Celibacy: Everyday Presentations

Thu, 14 Dec 1995 10:31:39 CST

Kathleen Gillogly mentions rejection of males as a form of protest
against patriarchy, what she terms "political celibacy." This
interesting phenomenon seems somewhat ambiguous in terms of my typology:
it could be classed as a special form under the existing heading of
Sexual Preference; alternatively, a fifth type could be added, which I
would suggest calling either "Sexual Politics" or "Sexism Protest"
(either of which would respect the mnemomic fact that the existing four
forms all begin with "S"). My focus is on reasons people express for
being unmarried; and I confess I don't recall ever hearing anyone refer
spouselessness, of self or other,to anti-patriarchalism. Still, I can
readily believe Kathleen's report of such explanations. It occurs to
me that male feminists as well as female ones might use such an
explanation; and it occurs to me further that it would be possible, in
theory, for male spouselessness to be explained as a protest against
"creeping matriarchalism." Now, emic explanations like these really do
not seem well captured by the term "Sexual Preference" (though the
explanations might in some cases be disguising actual sexual preference
directly or through reaction-formation; actual social failure; or some
combination of the two); that term, after all,has come to connote sexua
lity rather narrowly, and probably would be taken to mean that the
person was physically aroused mainly by consexuals, not that they
necessarily feel oppressed by the other sex. "Sexism Protest," then,
would refer to explanations the content of which stressed not attraction
to the same sex, but oppression by the opposite one. This leaves five
forms of everyday explanations of celibacy: (1) Social Failure, (2)
Spiritual Victory, (3) Sexual Preference, (4) Sexism Protest, and (5)
Statistical Fluke. On three other points: I think
economic-functionalist explanations of clerical celibacy, such as those
by Goody (thanks to Ruby Rohrlich for the reference) and White, are
scientific rather than everyday; if they are on the right track (and I
am not sure they are, since viable alternatives, such as Freud's in
Civilization and Its Discontents, are available),Spiritual Victory
appears as a kind of ideology or false consciousness. Second, I appreci
ate John Bosley's definitional and methodological contributions to this
thread; I had consulted dictionaries before proposing my typology, but
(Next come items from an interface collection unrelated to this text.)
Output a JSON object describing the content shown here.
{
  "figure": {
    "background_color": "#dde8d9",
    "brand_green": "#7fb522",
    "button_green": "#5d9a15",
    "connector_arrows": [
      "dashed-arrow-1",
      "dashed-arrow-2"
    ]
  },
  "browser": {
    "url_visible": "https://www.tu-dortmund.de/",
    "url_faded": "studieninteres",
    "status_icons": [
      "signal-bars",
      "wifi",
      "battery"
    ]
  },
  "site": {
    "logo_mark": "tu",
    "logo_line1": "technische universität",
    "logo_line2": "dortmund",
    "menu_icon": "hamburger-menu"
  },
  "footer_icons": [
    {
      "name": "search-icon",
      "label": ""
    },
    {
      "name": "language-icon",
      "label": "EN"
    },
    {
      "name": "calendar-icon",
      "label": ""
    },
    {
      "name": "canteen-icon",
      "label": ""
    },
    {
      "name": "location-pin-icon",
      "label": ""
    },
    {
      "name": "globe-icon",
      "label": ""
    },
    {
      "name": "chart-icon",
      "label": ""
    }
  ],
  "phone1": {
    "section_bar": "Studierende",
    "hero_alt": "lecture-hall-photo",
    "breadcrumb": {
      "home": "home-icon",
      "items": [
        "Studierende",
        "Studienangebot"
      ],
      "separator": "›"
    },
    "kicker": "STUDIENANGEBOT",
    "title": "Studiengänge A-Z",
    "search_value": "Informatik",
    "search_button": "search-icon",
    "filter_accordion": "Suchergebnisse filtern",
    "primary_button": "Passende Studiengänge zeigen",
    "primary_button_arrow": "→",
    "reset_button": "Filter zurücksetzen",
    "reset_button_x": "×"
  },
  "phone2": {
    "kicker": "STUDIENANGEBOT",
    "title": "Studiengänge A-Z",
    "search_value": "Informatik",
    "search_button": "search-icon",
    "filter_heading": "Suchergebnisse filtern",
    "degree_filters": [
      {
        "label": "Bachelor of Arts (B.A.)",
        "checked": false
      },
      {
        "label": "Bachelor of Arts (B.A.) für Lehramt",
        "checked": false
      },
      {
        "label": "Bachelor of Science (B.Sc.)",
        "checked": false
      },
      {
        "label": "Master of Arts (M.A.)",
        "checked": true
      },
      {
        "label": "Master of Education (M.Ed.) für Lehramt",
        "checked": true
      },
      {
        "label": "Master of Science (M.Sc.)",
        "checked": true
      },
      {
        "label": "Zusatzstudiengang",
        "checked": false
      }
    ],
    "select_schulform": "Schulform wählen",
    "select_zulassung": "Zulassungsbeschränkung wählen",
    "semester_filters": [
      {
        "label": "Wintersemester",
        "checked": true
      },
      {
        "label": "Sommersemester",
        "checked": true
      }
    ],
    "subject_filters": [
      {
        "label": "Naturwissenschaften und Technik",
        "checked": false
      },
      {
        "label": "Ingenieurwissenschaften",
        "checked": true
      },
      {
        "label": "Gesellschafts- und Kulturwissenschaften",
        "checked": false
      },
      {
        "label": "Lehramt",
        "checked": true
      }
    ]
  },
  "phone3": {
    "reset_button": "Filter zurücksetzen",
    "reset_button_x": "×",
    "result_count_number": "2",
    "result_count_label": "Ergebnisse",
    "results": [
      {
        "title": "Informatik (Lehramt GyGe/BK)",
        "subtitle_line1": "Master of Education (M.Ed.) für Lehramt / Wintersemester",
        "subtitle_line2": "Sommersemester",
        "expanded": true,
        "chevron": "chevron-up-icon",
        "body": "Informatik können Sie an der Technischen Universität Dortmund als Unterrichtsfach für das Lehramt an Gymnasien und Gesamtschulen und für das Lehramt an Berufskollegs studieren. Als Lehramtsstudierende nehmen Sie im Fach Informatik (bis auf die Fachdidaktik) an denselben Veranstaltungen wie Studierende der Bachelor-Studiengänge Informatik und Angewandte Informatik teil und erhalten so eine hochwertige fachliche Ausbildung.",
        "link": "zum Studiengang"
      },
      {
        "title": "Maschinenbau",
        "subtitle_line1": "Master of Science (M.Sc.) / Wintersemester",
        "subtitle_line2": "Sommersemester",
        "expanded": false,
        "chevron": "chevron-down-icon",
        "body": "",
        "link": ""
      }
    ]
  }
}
failed to mention having done so. Third, I would like to mention that
Douglass St. Christian's typology, though it *refers* to behavior,
discriminates its types mainly on the basis of motives for behavior. I
think this adds to methodological difficulties in its application; but
at any rate he is dealing with voluntary refusal of sexual intimacy
rather than with everyday explanations of spouselessness; so our efforts
by no means come into direct opposition. --Bob Graber